Saved data entries:
--------------------

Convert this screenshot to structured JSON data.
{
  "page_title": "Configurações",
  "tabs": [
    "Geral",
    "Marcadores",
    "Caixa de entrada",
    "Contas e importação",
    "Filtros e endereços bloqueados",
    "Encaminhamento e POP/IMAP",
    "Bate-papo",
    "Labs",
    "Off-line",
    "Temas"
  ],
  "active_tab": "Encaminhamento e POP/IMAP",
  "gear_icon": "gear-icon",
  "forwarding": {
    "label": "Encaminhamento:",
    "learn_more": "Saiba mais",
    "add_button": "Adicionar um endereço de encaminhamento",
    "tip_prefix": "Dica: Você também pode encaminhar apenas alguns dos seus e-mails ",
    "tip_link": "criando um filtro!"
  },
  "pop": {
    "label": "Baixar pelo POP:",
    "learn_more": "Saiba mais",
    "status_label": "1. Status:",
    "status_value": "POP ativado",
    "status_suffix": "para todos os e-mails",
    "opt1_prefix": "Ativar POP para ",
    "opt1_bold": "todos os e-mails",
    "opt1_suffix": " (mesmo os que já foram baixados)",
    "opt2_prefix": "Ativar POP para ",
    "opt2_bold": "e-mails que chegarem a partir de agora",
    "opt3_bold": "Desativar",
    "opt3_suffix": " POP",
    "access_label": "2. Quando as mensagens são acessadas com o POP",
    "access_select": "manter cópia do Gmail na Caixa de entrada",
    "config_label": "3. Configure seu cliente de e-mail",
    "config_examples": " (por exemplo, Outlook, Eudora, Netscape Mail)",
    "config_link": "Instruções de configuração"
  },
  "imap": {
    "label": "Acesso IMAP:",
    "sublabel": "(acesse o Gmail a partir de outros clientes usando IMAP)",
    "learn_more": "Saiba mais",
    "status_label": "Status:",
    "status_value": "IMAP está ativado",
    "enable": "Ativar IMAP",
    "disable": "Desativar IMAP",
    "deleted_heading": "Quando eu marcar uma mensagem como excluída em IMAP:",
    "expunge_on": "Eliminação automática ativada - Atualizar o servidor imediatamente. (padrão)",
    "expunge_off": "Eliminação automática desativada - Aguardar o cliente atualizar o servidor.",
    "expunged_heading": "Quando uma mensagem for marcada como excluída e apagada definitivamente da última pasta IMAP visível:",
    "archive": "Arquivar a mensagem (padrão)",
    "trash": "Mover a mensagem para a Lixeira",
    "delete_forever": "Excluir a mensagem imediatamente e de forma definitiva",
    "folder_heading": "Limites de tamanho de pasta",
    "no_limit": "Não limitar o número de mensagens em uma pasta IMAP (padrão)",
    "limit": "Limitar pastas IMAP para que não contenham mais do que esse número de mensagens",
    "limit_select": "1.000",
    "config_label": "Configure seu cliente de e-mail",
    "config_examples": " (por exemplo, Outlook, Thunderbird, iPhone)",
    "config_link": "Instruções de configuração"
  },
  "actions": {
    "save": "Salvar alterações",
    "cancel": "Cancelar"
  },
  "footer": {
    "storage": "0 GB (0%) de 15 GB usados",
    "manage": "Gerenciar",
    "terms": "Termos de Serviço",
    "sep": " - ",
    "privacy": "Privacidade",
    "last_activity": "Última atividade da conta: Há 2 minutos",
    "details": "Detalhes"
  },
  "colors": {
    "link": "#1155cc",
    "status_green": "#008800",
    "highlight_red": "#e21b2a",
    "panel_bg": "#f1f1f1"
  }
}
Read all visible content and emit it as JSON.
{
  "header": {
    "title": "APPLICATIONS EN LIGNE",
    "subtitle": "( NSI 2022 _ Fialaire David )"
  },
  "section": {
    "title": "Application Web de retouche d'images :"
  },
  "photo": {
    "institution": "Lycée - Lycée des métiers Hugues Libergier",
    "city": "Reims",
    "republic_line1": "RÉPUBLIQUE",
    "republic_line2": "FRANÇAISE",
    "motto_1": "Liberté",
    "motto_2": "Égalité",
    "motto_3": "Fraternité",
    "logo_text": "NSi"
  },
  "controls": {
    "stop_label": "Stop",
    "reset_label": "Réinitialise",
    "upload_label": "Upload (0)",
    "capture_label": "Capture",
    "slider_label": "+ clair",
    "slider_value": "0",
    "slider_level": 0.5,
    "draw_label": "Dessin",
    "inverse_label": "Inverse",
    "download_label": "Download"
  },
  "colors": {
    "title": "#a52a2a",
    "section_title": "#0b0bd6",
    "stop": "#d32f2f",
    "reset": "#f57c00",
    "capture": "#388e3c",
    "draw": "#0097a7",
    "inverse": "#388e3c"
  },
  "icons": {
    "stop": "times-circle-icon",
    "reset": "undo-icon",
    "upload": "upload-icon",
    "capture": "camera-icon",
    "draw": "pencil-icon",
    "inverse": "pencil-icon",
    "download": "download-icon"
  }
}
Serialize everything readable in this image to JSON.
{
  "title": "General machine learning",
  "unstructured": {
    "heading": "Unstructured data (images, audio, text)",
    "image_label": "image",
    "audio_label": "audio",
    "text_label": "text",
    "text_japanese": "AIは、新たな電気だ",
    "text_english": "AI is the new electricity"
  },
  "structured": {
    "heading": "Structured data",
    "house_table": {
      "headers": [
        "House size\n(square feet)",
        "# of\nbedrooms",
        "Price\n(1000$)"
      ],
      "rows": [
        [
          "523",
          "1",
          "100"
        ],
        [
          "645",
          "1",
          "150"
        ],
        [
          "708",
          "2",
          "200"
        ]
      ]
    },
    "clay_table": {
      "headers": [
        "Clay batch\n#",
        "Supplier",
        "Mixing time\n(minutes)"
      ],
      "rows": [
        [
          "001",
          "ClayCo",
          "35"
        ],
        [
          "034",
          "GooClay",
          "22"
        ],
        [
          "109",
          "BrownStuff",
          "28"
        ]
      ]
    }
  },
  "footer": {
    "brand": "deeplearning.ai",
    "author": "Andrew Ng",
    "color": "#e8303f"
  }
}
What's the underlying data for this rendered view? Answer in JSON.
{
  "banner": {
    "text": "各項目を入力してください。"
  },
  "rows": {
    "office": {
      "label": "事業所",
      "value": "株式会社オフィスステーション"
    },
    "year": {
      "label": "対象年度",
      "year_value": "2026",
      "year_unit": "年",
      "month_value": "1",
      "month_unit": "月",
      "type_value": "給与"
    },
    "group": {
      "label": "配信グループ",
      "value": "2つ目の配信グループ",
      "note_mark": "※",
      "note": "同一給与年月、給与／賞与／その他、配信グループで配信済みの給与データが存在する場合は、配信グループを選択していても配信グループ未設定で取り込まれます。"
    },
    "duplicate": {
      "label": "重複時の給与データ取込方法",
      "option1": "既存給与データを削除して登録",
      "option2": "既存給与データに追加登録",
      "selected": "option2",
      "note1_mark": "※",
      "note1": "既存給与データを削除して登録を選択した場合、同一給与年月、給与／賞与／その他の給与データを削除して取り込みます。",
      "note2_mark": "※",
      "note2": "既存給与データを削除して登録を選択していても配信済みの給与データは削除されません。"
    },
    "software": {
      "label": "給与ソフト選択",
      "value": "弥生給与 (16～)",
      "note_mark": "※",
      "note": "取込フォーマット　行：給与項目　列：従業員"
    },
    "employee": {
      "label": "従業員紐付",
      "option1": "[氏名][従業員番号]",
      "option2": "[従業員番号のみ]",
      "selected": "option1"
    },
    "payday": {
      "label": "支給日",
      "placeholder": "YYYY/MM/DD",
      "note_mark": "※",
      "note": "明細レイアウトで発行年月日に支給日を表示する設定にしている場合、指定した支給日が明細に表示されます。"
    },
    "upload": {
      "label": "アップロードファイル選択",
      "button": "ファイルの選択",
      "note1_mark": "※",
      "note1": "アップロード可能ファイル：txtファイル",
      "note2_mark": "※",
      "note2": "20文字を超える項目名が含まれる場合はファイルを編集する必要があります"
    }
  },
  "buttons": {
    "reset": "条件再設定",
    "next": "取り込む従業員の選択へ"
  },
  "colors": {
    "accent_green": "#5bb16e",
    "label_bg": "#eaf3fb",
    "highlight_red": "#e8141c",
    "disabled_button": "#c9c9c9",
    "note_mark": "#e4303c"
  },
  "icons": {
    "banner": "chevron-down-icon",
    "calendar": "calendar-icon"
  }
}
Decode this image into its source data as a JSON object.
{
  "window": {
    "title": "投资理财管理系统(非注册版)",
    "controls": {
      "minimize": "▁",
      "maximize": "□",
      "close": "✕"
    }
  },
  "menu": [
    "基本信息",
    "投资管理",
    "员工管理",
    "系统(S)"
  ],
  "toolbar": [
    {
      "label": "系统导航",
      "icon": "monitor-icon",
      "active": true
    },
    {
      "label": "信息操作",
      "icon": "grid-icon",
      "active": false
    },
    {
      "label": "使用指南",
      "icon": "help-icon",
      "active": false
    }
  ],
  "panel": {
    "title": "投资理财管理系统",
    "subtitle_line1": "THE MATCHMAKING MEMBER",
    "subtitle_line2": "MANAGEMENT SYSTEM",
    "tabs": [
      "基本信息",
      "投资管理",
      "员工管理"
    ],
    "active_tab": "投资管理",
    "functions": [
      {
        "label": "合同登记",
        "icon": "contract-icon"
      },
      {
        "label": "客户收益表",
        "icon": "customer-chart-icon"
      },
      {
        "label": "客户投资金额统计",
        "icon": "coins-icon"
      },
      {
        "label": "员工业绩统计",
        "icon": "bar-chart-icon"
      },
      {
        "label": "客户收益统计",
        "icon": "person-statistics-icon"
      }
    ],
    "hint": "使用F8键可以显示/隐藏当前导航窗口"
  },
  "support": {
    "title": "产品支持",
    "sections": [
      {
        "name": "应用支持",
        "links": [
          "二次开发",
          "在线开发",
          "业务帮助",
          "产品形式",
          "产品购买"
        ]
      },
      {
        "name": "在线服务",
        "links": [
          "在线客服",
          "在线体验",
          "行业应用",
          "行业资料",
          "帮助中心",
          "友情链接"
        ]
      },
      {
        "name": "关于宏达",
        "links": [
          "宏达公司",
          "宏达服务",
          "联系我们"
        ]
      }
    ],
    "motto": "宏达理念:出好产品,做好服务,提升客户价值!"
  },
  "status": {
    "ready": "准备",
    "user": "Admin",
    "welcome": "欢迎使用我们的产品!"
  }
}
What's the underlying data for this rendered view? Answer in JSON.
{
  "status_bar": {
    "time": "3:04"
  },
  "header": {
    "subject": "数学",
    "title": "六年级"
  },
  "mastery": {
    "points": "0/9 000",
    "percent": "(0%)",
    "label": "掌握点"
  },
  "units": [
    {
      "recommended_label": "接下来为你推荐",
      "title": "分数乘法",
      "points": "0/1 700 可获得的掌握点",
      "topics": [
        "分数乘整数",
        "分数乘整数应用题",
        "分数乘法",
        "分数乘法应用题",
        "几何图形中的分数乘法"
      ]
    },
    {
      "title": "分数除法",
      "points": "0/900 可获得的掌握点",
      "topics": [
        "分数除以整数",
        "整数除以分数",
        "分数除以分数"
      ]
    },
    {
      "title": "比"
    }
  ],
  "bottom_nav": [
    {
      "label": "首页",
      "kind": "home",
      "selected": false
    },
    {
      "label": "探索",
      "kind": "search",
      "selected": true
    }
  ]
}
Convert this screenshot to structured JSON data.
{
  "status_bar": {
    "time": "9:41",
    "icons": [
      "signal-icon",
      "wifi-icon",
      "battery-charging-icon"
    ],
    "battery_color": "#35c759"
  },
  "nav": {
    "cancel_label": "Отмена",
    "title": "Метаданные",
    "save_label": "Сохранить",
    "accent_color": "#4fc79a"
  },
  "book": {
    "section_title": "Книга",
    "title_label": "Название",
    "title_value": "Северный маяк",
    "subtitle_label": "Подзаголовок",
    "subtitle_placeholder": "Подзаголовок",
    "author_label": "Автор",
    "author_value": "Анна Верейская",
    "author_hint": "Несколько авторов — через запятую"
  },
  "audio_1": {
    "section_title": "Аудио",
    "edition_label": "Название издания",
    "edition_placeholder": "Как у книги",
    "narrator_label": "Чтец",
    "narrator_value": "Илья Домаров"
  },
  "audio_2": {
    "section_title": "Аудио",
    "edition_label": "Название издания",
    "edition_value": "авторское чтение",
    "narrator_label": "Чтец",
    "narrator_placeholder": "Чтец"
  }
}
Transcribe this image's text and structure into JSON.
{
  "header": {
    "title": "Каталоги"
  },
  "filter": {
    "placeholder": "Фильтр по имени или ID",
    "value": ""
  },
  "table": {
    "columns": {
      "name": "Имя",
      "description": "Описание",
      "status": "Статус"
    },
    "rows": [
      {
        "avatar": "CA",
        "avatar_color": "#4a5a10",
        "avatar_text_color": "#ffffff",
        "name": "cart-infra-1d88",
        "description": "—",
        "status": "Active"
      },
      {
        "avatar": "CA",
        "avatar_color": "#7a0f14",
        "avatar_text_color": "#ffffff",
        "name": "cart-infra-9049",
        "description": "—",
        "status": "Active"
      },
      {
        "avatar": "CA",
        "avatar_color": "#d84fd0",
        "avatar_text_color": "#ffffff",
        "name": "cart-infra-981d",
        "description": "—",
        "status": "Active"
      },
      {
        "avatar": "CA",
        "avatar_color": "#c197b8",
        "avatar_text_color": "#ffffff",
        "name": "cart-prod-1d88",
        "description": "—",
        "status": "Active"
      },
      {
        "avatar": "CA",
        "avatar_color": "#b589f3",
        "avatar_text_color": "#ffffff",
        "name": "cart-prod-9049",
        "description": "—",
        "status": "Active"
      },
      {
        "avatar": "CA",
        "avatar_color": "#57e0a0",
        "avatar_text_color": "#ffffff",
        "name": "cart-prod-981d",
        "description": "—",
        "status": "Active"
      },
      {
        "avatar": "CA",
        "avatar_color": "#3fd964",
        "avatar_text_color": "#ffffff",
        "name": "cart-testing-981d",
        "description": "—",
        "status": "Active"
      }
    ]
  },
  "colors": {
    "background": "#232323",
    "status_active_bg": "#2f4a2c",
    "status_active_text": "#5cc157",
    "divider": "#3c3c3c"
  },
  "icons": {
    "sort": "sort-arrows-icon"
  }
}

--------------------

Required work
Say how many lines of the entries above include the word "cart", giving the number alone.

Answer section
7